Often heat stress leads to violent crimes and it has been proven that crime rates increase under heatwave conditions. Rioting and looting of shops has been experienced in Croydon, South London, in a heatwave of August 2011, and Detroit, USA suffered such in the sweltering heat of July 1967. Wildfires abound in heatwaves as the ground is dry and plants wilt.

Many thousands of acres of forests and homes were destroyed in heatwaves affecting California, Portugal, Spain, and Greece in 2023 together with bushfires threatening major cities in Australia.

More locally, in Miri, constant surveillance by the Fire and Rescue Department (Bomba) of the peat areas nearby has now become a frequent event. Roads can melt as can railway tracks buckle leading to the cancellation of journeys and long detours. Heatwaves certainly cost us huge sums of money!

Economic effects

Heatwaves accompanied by drought can severely lower crop yields (unless irrigation is constantly present) by preventing plant growth through dehydration and disruption of normal planting times.
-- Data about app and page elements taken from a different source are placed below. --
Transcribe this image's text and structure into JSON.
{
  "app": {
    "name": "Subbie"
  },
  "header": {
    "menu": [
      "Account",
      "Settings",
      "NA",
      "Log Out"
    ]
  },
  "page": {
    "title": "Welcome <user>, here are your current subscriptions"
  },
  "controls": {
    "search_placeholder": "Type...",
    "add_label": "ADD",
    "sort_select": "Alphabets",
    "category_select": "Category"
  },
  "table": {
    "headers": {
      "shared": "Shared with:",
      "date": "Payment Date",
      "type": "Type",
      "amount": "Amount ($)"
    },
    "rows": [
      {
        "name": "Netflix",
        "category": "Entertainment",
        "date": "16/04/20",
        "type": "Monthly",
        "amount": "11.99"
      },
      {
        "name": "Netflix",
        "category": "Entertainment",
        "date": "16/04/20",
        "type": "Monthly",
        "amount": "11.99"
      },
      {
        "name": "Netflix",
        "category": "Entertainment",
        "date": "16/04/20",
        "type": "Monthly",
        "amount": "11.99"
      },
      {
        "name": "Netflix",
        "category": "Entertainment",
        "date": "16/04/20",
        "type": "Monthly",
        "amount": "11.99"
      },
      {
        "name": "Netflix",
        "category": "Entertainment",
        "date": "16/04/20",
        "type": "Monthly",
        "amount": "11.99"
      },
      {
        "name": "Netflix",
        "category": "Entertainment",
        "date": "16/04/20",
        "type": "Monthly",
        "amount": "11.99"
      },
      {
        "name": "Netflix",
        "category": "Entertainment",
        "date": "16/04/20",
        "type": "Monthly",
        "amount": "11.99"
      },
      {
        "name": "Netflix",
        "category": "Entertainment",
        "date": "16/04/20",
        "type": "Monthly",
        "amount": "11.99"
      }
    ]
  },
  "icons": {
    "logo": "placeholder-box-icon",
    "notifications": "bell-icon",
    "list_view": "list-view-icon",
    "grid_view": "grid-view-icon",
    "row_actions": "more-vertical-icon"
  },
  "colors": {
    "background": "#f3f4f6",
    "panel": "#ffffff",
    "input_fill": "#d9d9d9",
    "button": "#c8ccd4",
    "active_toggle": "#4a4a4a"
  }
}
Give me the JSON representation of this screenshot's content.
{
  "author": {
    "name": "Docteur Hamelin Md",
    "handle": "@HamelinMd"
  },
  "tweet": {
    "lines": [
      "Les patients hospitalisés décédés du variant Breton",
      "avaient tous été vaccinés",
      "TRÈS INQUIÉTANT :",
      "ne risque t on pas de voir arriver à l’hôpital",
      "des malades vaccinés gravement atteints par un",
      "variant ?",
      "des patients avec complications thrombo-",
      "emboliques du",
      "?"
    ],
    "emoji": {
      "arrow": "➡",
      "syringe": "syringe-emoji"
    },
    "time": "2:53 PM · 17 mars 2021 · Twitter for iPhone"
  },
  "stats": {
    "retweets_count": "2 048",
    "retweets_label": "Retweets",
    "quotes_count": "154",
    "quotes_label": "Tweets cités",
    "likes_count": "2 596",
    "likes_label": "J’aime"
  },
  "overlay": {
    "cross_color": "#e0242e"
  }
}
Labour productivity is disrupted through heat exhaustion in both agriculture and industry.

The United Nations (UN) Climate Bank holds a Green Climate Fund for use in countries and regions affected by emissions mitigation, water security, agriculture, infrastructure, and public health to deal more often than not with rainfall deficits and threatened crop failures owing to heat waves. Small scale farmers most benefit from this fund although not many are aware of it.

Heatwaves accompanied by drought can severely lower crop yields. — Photo from Pexels

Wildlife suffers too

The impacts of intense heatwaves in Malaysia affect mostly those animals most in need of conservation for high temperatures alter ecosystems and habitats. Prolonged heatwaves cause water sources to dry up leading to dehydration and ultimate death. Diurnal animals seek shade and birds, reptiles and small mammals are particularly vulnerable, suffering from heat stress as their bodily thermoregulation systems become disrupted.

Reproduction levels are reduced as eggs and embryos fail to develop. Food sources are also threatened as plants wilt, thus affecting herbivores, and insect activity is also reduced. Much like humans, animals also suffer from heat stress and heatstroke and with parasites and diseases thriving in such hot conditions they could face eventual deaths. Wild animals will instinctively migrate to human settlements in search of food and water in times of heat stress, thus the increased numbers of snakes found in houses and gardens and animal raids on vegetable farms. Coping with such is easier said than done.

It looks most likely that heat waves will become more frequent and a climatic norm but let us not lose heart for we should have the capacity to cope with them psychologically, physiologically, and technically and with heat resistant developed crops to provide our daily food but at what price?